Paul Guppy, Vice President for Research, April, 2003
We all know the cost of health care coverage is rising fast, and the trend is hitting the state's small firms particularly hard. Many small business owners would like to offer health coverage to their workers but simply can't afford it. The National Federation of Independent Business reports that in 1993 65% of their members provided health coverage to all their employees, but only 47% do today.
Eric Montague, Policy Analyst, April, 2003
The primary function of government is to protect the lives, liberty and property of its citizens. Public safety is thus essential to the continuance of civil society.
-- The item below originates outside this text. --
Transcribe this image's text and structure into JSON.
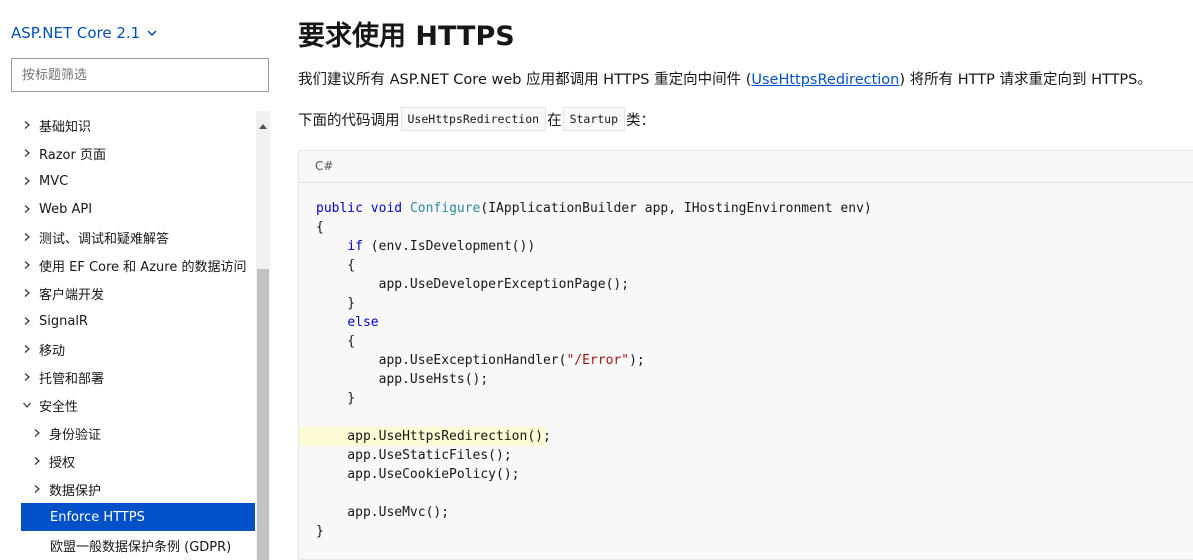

Public safety depends on a reliable and effective criminal justice system, and central to the administration of justice is a humane, secure and efficient prison system.
Eric Montague, Policy Analyst, March, 2003
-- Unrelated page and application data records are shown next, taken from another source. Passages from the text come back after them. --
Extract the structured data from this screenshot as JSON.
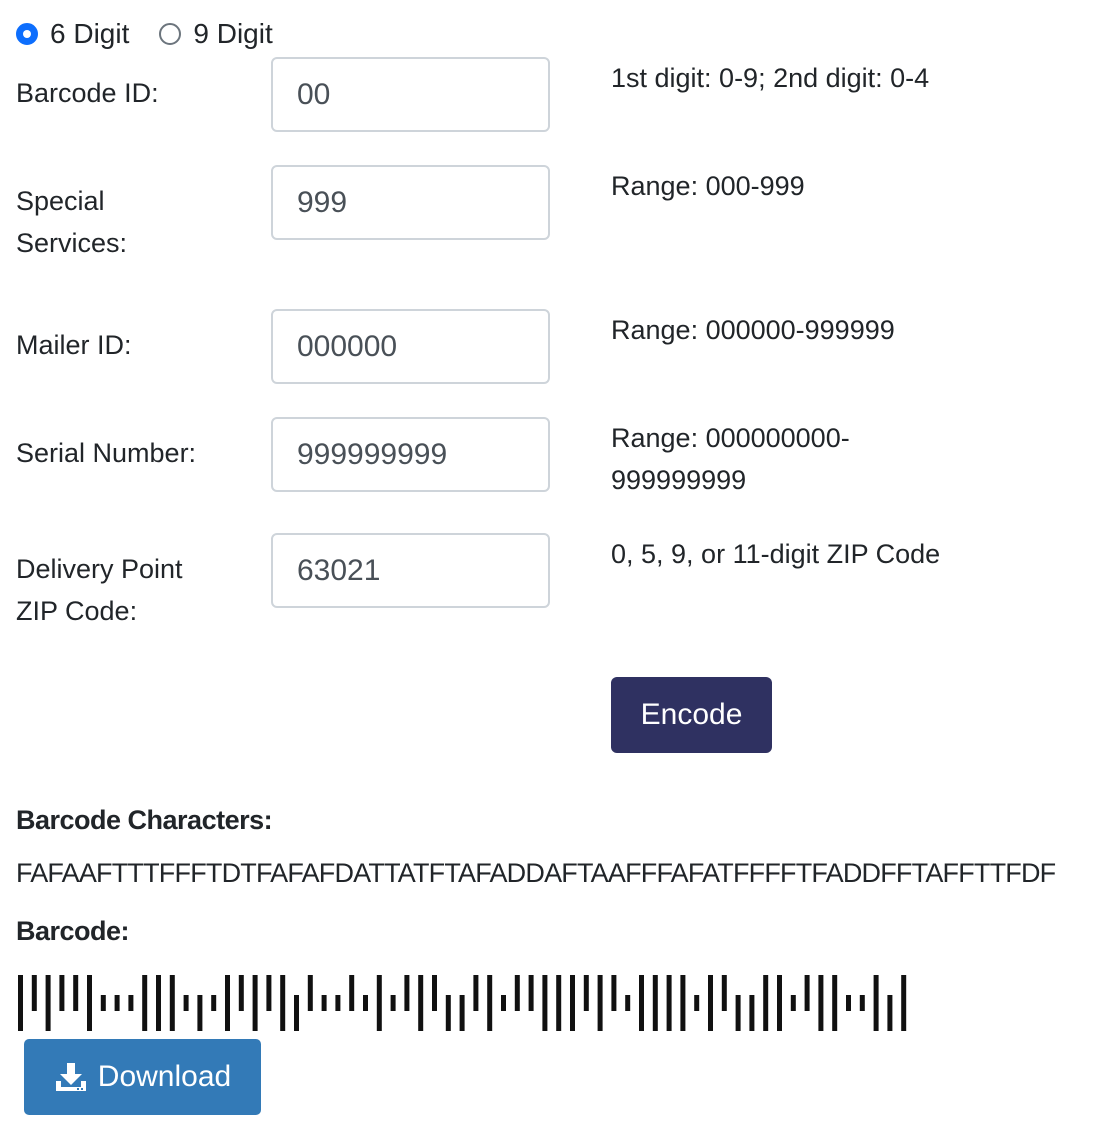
{
  "options": {
    "six_digit": {
      "label": "6 Digit",
      "checked": true
    },
    "nine_digit": {
      "label": "9 Digit",
      "checked": false
    }
  },
  "fields": {
    "barcode_id": {
      "label": "Barcode ID:",
      "value": "00",
      "hint": "1st digit: 0-9; 2nd digit: 0-4"
    },
    "special_services": {
      "label": "Special Services:",
      "value": "999",
      "hint": "Range: 000-999"
    },
    "mailer_id": {
      "label": "Mailer ID:",
      "value": "000000",
      "hint": "Range: 000000-999999"
    },
    "serial_number": {
      "label": "Serial Number:",
      "value": "999999999",
      "hint": "Range: 000000000-999999999"
    },
    "zip": {
      "label": "Delivery Point ZIP Code:",
      "value": "63021",
      "hint": "0, 5, 9, or 11-digit ZIP Code"
    }
  },
  "encode_label": "Encode",
  "result": {
    "characters_heading": "Barcode Characters:",
    "characters": "FAFAAFTTTFFFTDTFAFAFDATTATFTAFADDAFTAAFFFAFATFFFFTFADDFFTAFFTTFDF",
    "barcode_heading": "Barcode:"
  },
  "download_label": "Download",
  "colors": {
    "encode_bg": "#2f3161",
    "download_bg": "#337ab7",
    "radio_accent": "#0d6efd"
  },
  "icons": {
    "download": "download-icon"
  }
}
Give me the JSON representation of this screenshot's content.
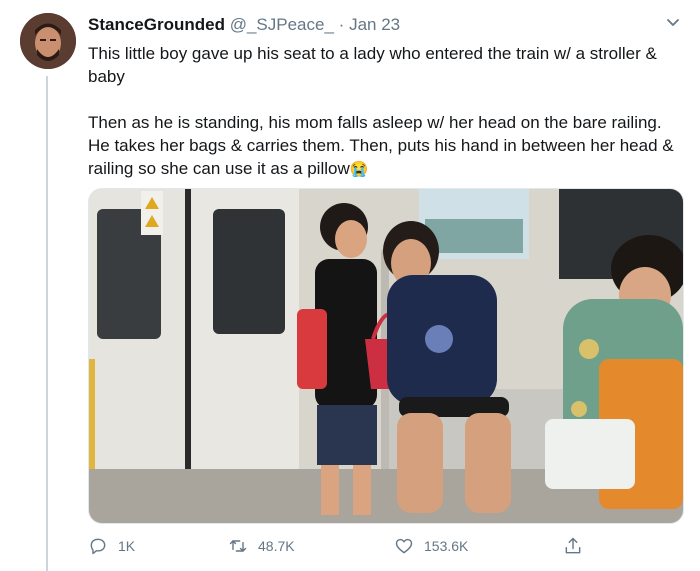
{
  "tweet": {
    "display_name": "StanceGrounded",
    "handle": "@_SJPeace_",
    "separator": "·",
    "date": "Jan 23",
    "text_line1": "This little boy gave up his seat to a lady who entered the train w/ a stroller & baby",
    "text_line2": "Then as he is standing, his mom falls asleep w/ her head on the bare railing. He takes her bags & carries them. Then, puts his hand in between her head & railing so she can use it as a pillow",
    "emoji": "😭",
    "photo_icon": "photo-train-boy-mother",
    "actions": {
      "reply_count": "1K",
      "retweet_count": "48.7K",
      "like_count": "153.6K"
    }
  },
  "icons": {
    "caret": "chevron-down-icon",
    "reply": "reply-icon",
    "retweet": "retweet-icon",
    "like": "heart-icon",
    "share": "share-icon"
  },
  "colors": {
    "text": "#14171a",
    "muted": "#657786",
    "border": "#e1e8ed"
  }
}
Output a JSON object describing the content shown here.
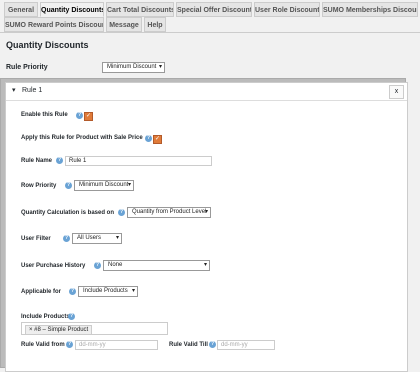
{
  "tabs": [
    {
      "label": "General"
    },
    {
      "label": "Quantity Discounts"
    },
    {
      "label": "Cart Total Discounts"
    },
    {
      "label": "Special Offer Discounts"
    },
    {
      "label": "User Role Discounts"
    },
    {
      "label": "SUMO Memberships Discounts"
    },
    {
      "label": "SUMO Reward Points Discounts"
    },
    {
      "label": "Message"
    },
    {
      "label": "Help"
    }
  ],
  "active_tab": "Quantity Discounts",
  "page_title": "Quantity Discounts",
  "rule_priority": {
    "label": "Rule Priority",
    "value": "Minimum Discount"
  },
  "rule": {
    "title": "Rule 1",
    "close": "x",
    "enable_label": "Enable this Rule",
    "apply_sale_label": "Apply this Rule for Product with Sale Price",
    "name_label": "Rule Name",
    "name_value": "Rule 1",
    "row_priority_label": "Row Priority",
    "row_priority_value": "Minimum Discount",
    "calc_label": "Quantity Calculation is based on",
    "calc_value": "Quantity from Product Level",
    "user_filter_label": "User Filter",
    "user_filter_value": "All Users",
    "purchase_history_label": "User Purchase History",
    "purchase_history_value": "None",
    "applicable_label": "Applicable for",
    "applicable_value": "Include Products",
    "include_products_label": "Include Products",
    "include_products_token": "#8 – Simple Product",
    "valid_from_label": "Rule Valid from",
    "valid_from_placeholder": "dd-mm-yy",
    "valid_till_label": "Rule Valid Till",
    "valid_till_placeholder": "dd-mm-yy"
  },
  "colors": {
    "checkbox": "#e07b39",
    "help": "#6aa3d5"
  },
  "icons": {
    "help": "help-icon",
    "checkmark": "checkmark-icon",
    "caret": "caret-down-icon",
    "remove": "remove-token-icon"
  }
}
The cost of health care is rising across the nation. Washington is one state where it is rising the fastest. A major component of growing costs is Washington’s tort system, which allows juries to award unlimited non-economic damages to patients injured by the negligence of a doctor. The growing prospect of multi-million dollar payouts has spawned tremendous growth in the size of claims against our state’s doctors, forcing them to spend millions of dollars each year to defend against costly and often frivolous lawsuits.
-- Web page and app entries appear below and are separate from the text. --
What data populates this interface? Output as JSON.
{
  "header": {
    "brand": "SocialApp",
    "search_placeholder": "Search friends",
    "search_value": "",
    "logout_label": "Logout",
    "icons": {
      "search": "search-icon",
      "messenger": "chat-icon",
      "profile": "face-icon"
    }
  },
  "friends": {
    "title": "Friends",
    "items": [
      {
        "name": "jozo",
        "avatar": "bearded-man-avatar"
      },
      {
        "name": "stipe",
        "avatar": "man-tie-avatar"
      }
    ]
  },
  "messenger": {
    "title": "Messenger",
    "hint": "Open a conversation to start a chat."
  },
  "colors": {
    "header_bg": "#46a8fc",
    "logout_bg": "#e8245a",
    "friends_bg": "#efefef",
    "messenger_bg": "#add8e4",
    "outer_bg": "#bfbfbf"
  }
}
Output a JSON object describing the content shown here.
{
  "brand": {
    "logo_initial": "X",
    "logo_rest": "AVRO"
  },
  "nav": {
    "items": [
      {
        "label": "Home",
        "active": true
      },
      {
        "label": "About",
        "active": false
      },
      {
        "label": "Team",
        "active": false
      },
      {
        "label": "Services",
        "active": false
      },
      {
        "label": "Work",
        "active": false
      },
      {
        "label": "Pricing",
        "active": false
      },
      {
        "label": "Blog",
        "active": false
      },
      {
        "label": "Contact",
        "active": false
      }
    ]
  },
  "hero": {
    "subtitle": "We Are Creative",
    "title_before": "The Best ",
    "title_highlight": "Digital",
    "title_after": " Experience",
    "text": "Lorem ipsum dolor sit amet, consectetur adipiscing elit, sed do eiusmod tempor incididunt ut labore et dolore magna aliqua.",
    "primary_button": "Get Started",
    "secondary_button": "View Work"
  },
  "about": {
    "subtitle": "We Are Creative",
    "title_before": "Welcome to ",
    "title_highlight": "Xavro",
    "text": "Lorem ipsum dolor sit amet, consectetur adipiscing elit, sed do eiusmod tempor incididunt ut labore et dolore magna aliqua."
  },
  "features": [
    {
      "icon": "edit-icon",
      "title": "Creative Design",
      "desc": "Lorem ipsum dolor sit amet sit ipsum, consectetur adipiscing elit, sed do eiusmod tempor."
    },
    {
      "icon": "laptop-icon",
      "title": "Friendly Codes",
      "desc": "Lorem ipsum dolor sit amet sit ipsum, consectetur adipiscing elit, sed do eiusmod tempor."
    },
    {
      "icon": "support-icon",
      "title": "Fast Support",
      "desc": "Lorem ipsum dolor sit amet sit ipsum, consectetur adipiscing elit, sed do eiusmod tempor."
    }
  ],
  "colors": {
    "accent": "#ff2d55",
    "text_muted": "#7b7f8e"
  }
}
Linda Gorman, Ph.D., Adjunct Scholar, February, 2003
Over the last four decades, state and federal officials have routinely under-estimated Medicaid costs. Now that it is the second largest item in most state budgets, state officials desperate for budgetary relief are embracing centralized prescription drug controls. Proponents of these programs claim that forcing patients to use less expensive medications will substantially lower health care costs by reducing the amount paid for prescription drugs.
Linda Gorman, PhD, Adjunct Scholar, February, 2003
Over the last four decades, state and federal officials have continuously expanded the scope of state Medicaid programs and consistently underestimated the associated costs. Medicaid began in 1966 with an expenditure of less than $1 billion. By 1971, annual spending was $6.5 billion, more than twice the projected figure. In 2001, total expenditures were $228 billion, not including spending on children’s health insurance. Long-term care, primarily for the elderly, consumes almost half of current Medicaid budgets. With the baby boomers beginning to retire in 2009, some experts predict that without fundamental changes in the program’s structure, a quadrupling of long-term care costs will bankrupt state governments by 2020. At present, Medicaid is second only to education in most state budgets. In FY 2001, Washington state reported spending $2.1 billion on the Medicaid program.
Seattle - A new study by Washington Policy Center Adjunct Scholar Linda Gorman, Ph.D. examines existing state drug formulary policies as lawmakers in Olympia consider creating a similar program in an effort to reign in rising public health care costs.
The study, titled "Treatment Denied: State Formularies and Cost Controls Restrict Access to Prescription Drugs," examines formulary programs in Florida, Oregon, Michigan and other states for lessons that may help Washington lawmakers as they debate the merits of such programs.
Among the study's major findings:
Daniel Mead Smith, President, January, 2003
The average cost of employer-sponsored health insurance increased by 14.7 percent per worker in 2002. That is the largest single-year increase since 1990, and the forecast for 2003 is an additional 14.6 percent increase.
Paul Guppy, Vice President for Research, October, 2002
Blaine, Washington is one of the busiest border crossings in the world. In the shadow of the Peace Arch, which commemorates the longest non-militarized international border in the world, thousands of Americans enter Canada every day. Among the throngs of business travelers and tourists, however, a small but growing number of shoppers represent a quiet invasion that Canadians might not find so friendly; bargain-hunting Americans seeking the low-priced, subsidized prescription drugs available under Canada's socialized health system.
Eric Montague, Policy Analyst, September, 2002
More than 170 health experts, policymakers and media gathered at the Crowne Plaza Hotel in downtown Seattle on August 14th for Health Care 2002, a half-day conference sponsored by Washington Policy Center. The conference consisted of three expert panels exploring the impact of mandates and regulations on health care costs, consumer access to prescription drugs and free market solutions to the rising cost of health care. Congresswoman Jennifer Dunn delivered the keynote address and nationally recognized health care expert Dr. Merrill Matthews served as keynote panelist.